**Exercise prompt**
This exercise asks for the entries to be repeated exactly, without their images.

**Data entries**

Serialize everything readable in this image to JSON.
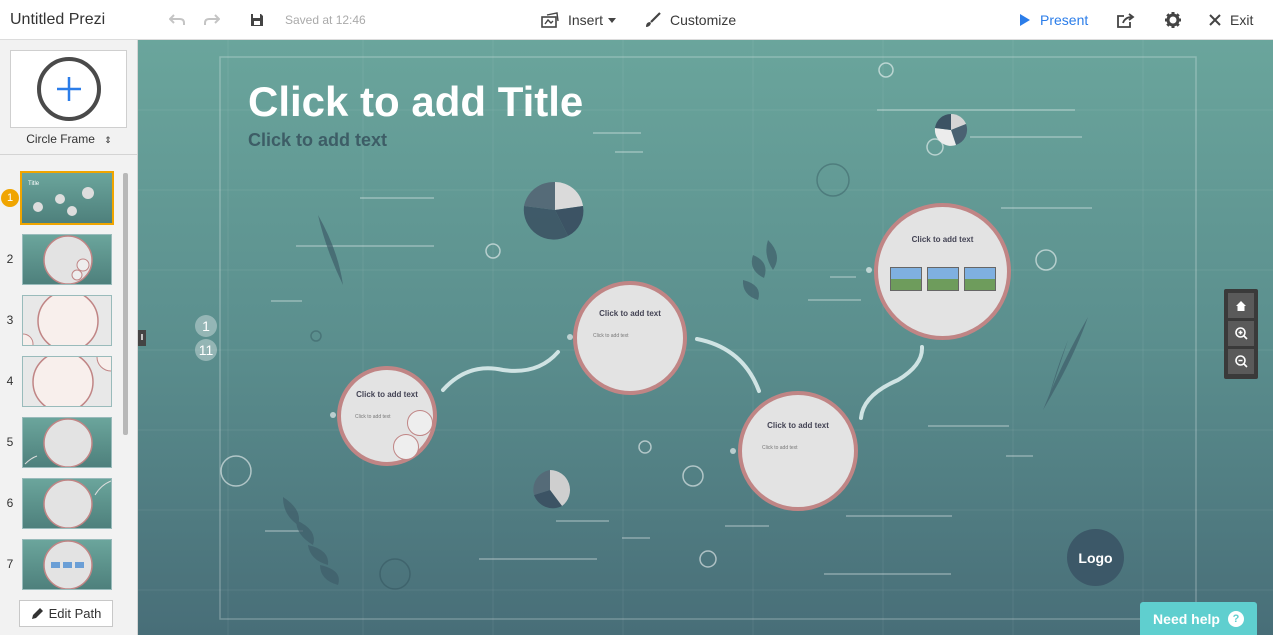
{
  "app": {
    "title": "Untitled Prezi",
    "saved_status": "Saved at 12:46"
  },
  "toolbar": {
    "insert_label": "Insert",
    "customize_label": "Customize",
    "present_label": "Present",
    "exit_label": "Exit",
    "accent_color": "#2b7de9"
  },
  "sidebar": {
    "frame_type": "Circle Frame",
    "edit_path_label": "Edit Path",
    "thumbnails": [
      {
        "number": "1",
        "selected": true
      },
      {
        "number": "2"
      },
      {
        "number": "3"
      },
      {
        "number": "4"
      },
      {
        "number": "5"
      },
      {
        "number": "6"
      },
      {
        "number": "7"
      }
    ]
  },
  "canvas": {
    "title": "Click to add Title",
    "subtitle": "Click to add text",
    "path_start": "1",
    "path_end": "11",
    "logo_label": "Logo",
    "help_label": "Need help",
    "help_icon": "?",
    "circles": [
      {
        "heading": "Click to add text",
        "body": "Click to add text"
      },
      {
        "heading": "Click to add text",
        "body": "Click to add text"
      },
      {
        "heading": "Click to add text",
        "body": "Click to add text"
      },
      {
        "heading": "Click to add text"
      }
    ]
  }
}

**Response area**
Serialize everything readable in this image to JSON.
{
  "app": {
    "title": "Untitled Prezi",
    "saved_status": "Saved at 12:46"
  },
  "toolbar": {
    "insert_label": "Insert",
    "customize_label": "Customize",
    "present_label": "Present",
    "exit_label": "Exit",
    "accent_color": "#2b7de9"
  },
  "sidebar": {
    "frame_type": "Circle Frame",
    "edit_path_label": "Edit Path",
    "thumbnails": [
      {
        "number": "1",
        "selected": true
      },
      {
        "number": "2"
      },
      {
        "number": "3"
      },
      {
        "number": "4"
      },
      {
        "number": "5"
      },
      {
        "number": "6"
      },
      {
        "number": "7"
      }
    ]
  },
  "canvas": {
    "title": "Click to add Title",
    "subtitle": "Click to add text",
    "path_start": "1",
    "path_end": "11",
    "logo_label": "Logo",
    "help_label": "Need help",
    "help_icon": "?",
    "circles": [
      {
        "heading": "Click to add text",
        "body": "Click to add text"
      },
      {
        "heading": "Click to add text",
        "body": "Click to add text"
      },
      {
        "heading": "Click to add text",
        "body": "Click to add text"
      },
      {
        "heading": "Click to add text"
      }
    ]
  }
}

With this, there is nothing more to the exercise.